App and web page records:

*-*-*

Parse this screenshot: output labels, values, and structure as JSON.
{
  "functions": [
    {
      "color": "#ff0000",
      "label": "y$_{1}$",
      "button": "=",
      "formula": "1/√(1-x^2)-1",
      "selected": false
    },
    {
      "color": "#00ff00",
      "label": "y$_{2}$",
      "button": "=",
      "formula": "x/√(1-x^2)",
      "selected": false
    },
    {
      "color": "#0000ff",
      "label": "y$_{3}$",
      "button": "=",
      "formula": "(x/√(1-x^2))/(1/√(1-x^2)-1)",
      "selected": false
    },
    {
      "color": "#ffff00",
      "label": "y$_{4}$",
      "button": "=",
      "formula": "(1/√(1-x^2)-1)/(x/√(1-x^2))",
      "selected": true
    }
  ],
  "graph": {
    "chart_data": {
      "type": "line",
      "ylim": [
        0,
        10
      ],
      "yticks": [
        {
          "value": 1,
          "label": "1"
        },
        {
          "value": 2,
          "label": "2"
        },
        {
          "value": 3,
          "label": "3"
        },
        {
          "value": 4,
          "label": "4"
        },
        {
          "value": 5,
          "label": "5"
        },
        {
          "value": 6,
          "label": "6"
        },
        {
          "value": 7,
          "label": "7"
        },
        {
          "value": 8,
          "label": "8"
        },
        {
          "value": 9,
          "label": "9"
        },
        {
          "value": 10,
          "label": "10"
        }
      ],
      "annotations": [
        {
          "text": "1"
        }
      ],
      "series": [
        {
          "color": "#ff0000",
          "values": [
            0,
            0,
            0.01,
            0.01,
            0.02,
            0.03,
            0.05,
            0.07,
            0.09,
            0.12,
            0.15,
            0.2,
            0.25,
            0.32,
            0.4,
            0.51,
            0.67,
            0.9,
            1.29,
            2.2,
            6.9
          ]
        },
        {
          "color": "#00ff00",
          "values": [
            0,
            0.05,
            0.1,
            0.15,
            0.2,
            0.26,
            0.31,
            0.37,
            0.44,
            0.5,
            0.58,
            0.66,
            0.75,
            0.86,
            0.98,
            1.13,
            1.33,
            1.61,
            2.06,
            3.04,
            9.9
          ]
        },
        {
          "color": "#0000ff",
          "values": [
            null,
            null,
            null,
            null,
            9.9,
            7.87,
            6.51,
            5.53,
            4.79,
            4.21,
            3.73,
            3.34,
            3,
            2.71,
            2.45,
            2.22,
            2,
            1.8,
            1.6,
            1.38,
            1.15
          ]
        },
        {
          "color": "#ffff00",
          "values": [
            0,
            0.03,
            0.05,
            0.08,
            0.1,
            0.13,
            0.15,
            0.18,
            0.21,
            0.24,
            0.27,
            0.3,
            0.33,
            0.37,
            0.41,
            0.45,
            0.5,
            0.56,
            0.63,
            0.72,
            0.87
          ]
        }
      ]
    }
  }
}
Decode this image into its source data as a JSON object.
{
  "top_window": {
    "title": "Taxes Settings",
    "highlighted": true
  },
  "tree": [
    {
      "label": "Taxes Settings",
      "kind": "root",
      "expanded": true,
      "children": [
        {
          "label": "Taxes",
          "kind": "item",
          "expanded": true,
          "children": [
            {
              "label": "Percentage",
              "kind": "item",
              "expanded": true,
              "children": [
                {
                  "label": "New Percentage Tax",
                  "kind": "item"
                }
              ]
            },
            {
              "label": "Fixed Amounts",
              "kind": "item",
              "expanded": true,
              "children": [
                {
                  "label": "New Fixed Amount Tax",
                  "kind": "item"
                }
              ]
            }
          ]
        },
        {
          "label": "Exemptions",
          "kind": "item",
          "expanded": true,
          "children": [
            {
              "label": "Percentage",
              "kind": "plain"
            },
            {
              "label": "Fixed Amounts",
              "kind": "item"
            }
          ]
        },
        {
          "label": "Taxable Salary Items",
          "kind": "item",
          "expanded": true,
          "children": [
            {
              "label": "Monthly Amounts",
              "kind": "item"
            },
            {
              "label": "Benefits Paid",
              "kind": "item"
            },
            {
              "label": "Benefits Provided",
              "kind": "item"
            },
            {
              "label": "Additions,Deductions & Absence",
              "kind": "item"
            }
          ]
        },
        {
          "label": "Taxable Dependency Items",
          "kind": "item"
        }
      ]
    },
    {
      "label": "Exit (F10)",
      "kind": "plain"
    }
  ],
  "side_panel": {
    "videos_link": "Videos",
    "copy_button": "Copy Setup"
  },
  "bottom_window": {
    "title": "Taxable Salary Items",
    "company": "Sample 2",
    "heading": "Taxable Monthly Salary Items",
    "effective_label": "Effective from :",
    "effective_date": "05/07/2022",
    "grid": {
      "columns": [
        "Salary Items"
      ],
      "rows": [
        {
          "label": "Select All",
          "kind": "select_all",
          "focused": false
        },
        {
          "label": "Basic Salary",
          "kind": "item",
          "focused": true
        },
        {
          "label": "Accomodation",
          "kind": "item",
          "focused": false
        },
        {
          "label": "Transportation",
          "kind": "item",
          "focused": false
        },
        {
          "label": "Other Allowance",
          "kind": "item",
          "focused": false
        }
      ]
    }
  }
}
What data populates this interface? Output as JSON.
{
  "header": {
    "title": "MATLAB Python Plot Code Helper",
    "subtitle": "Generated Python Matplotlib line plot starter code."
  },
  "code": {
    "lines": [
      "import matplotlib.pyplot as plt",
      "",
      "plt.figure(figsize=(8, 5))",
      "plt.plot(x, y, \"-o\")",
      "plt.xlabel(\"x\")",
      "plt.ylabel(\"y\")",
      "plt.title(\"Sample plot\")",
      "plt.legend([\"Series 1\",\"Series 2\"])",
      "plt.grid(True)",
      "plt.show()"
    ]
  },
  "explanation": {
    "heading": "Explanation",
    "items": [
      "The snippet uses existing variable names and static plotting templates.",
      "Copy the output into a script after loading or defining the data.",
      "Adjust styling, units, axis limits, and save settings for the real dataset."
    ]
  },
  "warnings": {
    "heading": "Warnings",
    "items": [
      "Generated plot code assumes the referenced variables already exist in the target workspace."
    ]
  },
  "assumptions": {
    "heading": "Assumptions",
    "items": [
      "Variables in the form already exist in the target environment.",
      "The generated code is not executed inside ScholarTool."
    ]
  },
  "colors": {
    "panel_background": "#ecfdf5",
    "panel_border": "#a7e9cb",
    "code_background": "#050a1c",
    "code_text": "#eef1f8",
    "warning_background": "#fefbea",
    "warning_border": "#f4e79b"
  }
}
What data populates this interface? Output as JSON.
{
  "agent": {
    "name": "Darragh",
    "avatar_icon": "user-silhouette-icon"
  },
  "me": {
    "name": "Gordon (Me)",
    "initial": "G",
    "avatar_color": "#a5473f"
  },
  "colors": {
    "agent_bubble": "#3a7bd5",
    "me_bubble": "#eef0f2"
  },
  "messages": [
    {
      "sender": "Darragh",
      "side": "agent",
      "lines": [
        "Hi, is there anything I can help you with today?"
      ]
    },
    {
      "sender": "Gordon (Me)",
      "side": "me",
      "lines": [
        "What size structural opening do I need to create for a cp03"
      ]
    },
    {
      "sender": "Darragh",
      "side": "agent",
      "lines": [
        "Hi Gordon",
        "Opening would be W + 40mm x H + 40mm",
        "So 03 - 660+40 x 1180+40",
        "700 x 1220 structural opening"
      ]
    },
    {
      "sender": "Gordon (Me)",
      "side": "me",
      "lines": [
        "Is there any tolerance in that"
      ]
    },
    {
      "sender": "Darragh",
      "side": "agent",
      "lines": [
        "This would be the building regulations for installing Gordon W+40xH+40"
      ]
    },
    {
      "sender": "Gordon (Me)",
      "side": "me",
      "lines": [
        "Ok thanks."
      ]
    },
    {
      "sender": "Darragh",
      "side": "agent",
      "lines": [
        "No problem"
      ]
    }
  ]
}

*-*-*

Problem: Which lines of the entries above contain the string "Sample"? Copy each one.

Output for this exercise:
    "company": "Sample 2",
      "plt.title(\"Sample plot\")",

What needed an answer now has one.